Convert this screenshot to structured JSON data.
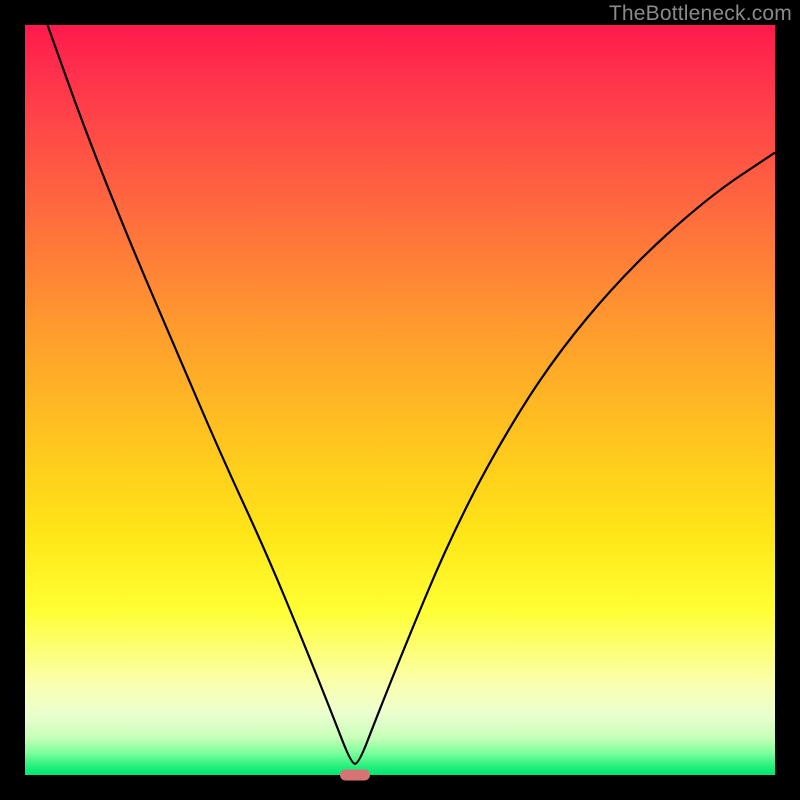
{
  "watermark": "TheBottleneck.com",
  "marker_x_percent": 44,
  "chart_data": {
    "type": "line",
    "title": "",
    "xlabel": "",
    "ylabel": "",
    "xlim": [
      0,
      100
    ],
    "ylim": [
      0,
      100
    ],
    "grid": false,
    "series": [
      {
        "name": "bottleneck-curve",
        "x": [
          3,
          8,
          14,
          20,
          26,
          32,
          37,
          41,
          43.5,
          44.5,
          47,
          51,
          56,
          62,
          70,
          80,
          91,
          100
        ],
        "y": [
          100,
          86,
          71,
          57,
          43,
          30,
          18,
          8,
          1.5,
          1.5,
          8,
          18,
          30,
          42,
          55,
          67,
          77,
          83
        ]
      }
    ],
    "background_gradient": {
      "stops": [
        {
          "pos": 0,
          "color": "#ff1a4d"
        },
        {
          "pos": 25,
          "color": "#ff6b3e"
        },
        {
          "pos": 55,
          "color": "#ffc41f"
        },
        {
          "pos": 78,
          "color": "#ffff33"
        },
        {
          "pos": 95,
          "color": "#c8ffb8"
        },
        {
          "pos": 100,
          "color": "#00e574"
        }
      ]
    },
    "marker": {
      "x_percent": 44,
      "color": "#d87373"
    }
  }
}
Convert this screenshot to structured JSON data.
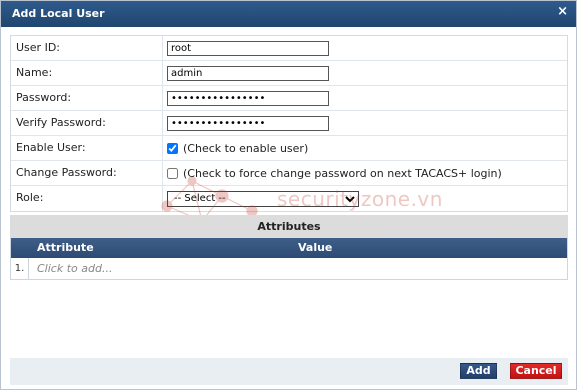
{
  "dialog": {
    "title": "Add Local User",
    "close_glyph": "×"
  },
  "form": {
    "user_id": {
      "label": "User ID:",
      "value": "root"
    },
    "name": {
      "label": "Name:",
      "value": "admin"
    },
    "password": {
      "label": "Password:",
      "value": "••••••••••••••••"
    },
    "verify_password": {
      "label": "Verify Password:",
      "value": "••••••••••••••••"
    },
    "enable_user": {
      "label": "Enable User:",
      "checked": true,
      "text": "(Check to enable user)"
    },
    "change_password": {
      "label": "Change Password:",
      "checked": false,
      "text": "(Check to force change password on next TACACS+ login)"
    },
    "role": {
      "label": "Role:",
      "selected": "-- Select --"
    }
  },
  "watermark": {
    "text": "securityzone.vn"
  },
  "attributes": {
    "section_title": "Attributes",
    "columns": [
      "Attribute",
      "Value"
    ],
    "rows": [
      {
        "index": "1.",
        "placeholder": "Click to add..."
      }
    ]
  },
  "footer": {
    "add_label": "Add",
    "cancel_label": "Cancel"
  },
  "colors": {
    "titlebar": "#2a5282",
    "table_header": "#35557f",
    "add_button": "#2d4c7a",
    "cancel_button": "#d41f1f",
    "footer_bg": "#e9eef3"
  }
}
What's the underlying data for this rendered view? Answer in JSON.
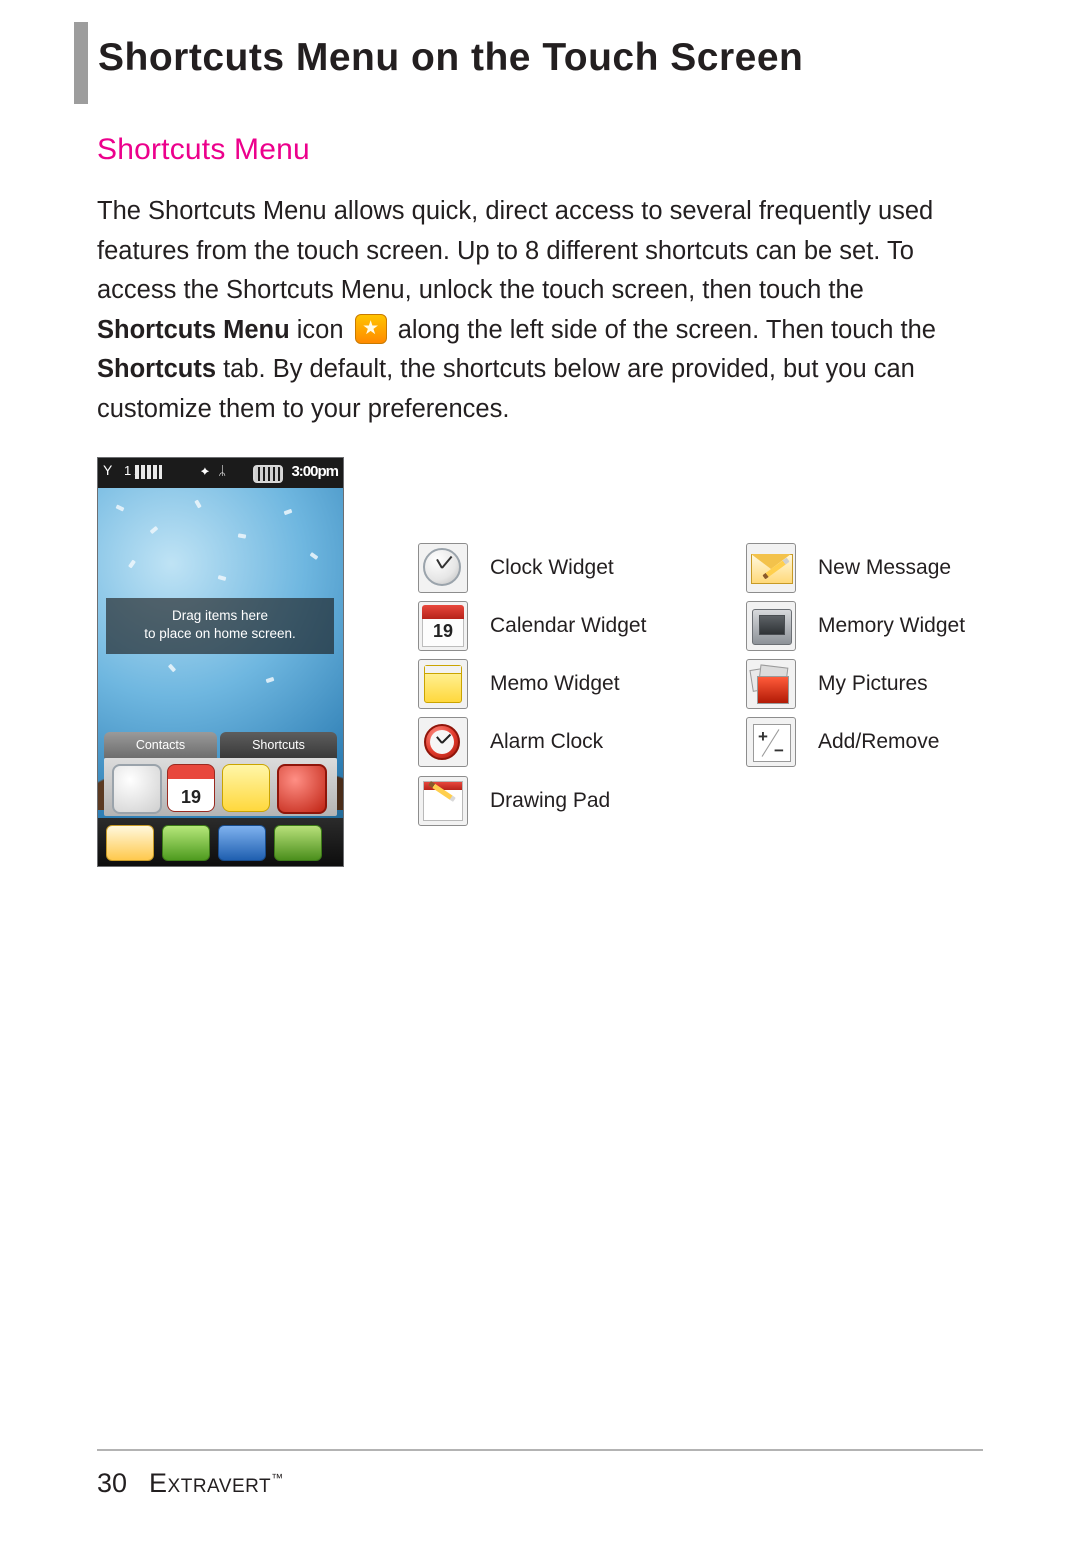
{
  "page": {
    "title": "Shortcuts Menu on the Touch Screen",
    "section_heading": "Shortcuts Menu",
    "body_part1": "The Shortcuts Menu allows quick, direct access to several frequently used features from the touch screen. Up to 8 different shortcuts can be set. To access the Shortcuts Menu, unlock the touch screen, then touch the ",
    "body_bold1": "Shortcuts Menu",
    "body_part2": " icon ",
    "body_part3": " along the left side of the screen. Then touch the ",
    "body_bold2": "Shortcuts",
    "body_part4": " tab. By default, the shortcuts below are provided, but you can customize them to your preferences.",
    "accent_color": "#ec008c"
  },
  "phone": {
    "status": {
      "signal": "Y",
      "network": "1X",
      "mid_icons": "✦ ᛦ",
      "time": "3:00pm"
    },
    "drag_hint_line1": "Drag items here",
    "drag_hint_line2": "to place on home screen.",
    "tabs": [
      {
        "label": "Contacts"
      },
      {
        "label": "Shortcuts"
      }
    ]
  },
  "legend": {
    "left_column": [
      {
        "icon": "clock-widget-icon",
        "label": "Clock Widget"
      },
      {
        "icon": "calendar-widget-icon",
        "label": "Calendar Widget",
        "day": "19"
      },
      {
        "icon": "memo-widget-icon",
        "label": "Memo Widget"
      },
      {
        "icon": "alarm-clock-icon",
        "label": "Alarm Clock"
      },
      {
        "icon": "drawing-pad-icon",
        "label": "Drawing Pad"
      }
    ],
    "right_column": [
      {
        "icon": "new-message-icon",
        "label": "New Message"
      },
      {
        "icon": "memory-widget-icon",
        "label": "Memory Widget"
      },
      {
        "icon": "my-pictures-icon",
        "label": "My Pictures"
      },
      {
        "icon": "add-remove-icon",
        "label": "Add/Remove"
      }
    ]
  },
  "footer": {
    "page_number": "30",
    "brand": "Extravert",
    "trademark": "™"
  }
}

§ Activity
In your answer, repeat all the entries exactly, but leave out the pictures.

§ Written response
Convert this screenshot to structured JSON data.
{
  "watermark": "TheBottleneck.com",
  "marker_x_percent": 44,
  "chart_data": {
    "type": "line",
    "title": "",
    "xlabel": "",
    "ylabel": "",
    "xlim": [
      0,
      100
    ],
    "ylim": [
      0,
      100
    ],
    "grid": false,
    "series": [
      {
        "name": "bottleneck-curve",
        "x": [
          3,
          8,
          14,
          20,
          26,
          32,
          37,
          41,
          43.5,
          44.5,
          47,
          51,
          56,
          62,
          70,
          80,
          91,
          100
        ],
        "y": [
          100,
          86,
          71,
          57,
          43,
          30,
          18,
          8,
          1.5,
          1.5,
          8,
          18,
          30,
          42,
          55,
          67,
          77,
          83
        ]
      }
    ],
    "background_gradient": {
      "stops": [
        {
          "pos": 0,
          "color": "#ff1a4d"
        },
        {
          "pos": 25,
          "color": "#ff6b3e"
        },
        {
          "pos": 55,
          "color": "#ffc41f"
        },
        {
          "pos": 78,
          "color": "#ffff33"
        },
        {
          "pos": 95,
          "color": "#c8ffb8"
        },
        {
          "pos": 100,
          "color": "#00e574"
        }
      ]
    },
    "marker": {
      "x_percent": 44,
      "color": "#d87373"
    }
  }
}
Convert this screenshot to structured JSON data.
{
  "dialog": {
    "title": "Add Local User",
    "close_glyph": "×"
  },
  "form": {
    "user_id": {
      "label": "User ID:",
      "value": "root"
    },
    "name": {
      "label": "Name:",
      "value": "admin"
    },
    "password": {
      "label": "Password:",
      "value": "••••••••••••••••"
    },
    "verify_password": {
      "label": "Verify Password:",
      "value": "••••••••••••••••"
    },
    "enable_user": {
      "label": "Enable User:",
      "checked": true,
      "text": "(Check to enable user)"
    },
    "change_password": {
      "label": "Change Password:",
      "checked": false,
      "text": "(Check to force change password on next TACACS+ login)"
    },
    "role": {
      "label": "Role:",
      "selected": "-- Select --"
    }
  },
  "watermark": {
    "text": "securityzone.vn"
  },
  "attributes": {
    "section_title": "Attributes",
    "columns": [
      "Attribute",
      "Value"
    ],
    "rows": [
      {
        "index": "1.",
        "placeholder": "Click to add..."
      }
    ]
  },
  "footer": {
    "add_label": "Add",
    "cancel_label": "Cancel"
  },
  "colors": {
    "titlebar": "#2a5282",
    "table_header": "#35557f",
    "add_button": "#2d4c7a",
    "cancel_button": "#d41f1f",
    "footer_bg": "#e9eef3"
  }
}
What's the underlying data for this rendered view? Answer in JSON.
{
  "page": {
    "title": "Shortcuts Menu on the Touch Screen",
    "section_heading": "Shortcuts Menu",
    "body_part1": "The Shortcuts Menu allows quick, direct access to several frequently used features from the touch screen. Up to 8 different shortcuts can be set. To access the Shortcuts Menu, unlock the touch screen, then touch the ",
    "body_bold1": "Shortcuts Menu",
    "body_part2": " icon ",
    "body_part3": " along the left side of the screen. Then touch the ",
    "body_bold2": "Shortcuts",
    "body_part4": " tab. By default, the shortcuts below are provided, but you can customize them to your preferences.",
    "accent_color": "#ec008c"
  },
  "phone": {
    "status": {
      "signal": "Y",
      "network": "1X",
      "mid_icons": "✦ ᛦ",
      "time": "3:00pm"
    },
    "drag_hint_line1": "Drag items here",
    "drag_hint_line2": "to place on home screen.",
    "tabs": [
      {
        "label": "Contacts"
      },
      {
        "label": "Shortcuts"
      }
    ]
  },
  "legend": {
    "left_column": [
      {
        "icon": "clock-widget-icon",
        "label": "Clock Widget"
      },
      {
        "icon": "calendar-widget-icon",
        "label": "Calendar Widget",
        "day": "19"
      },
      {
        "icon": "memo-widget-icon",
        "label": "Memo Widget"
      },
      {
        "icon": "alarm-clock-icon",
        "label": "Alarm Clock"
      },
      {
        "icon": "drawing-pad-icon",
        "label": "Drawing Pad"
      }
    ],
    "right_column": [
      {
        "icon": "new-message-icon",
        "label": "New Message"
      },
      {
        "icon": "memory-widget-icon",
        "label": "Memory Widget"
      },
      {
        "icon": "my-pictures-icon",
        "label": "My Pictures"
      },
      {
        "icon": "add-remove-icon",
        "label": "Add/Remove"
      }
    ]
  },
  "footer": {
    "page_number": "30",
    "brand": "Extravert",
    "trademark": "™"
  }
}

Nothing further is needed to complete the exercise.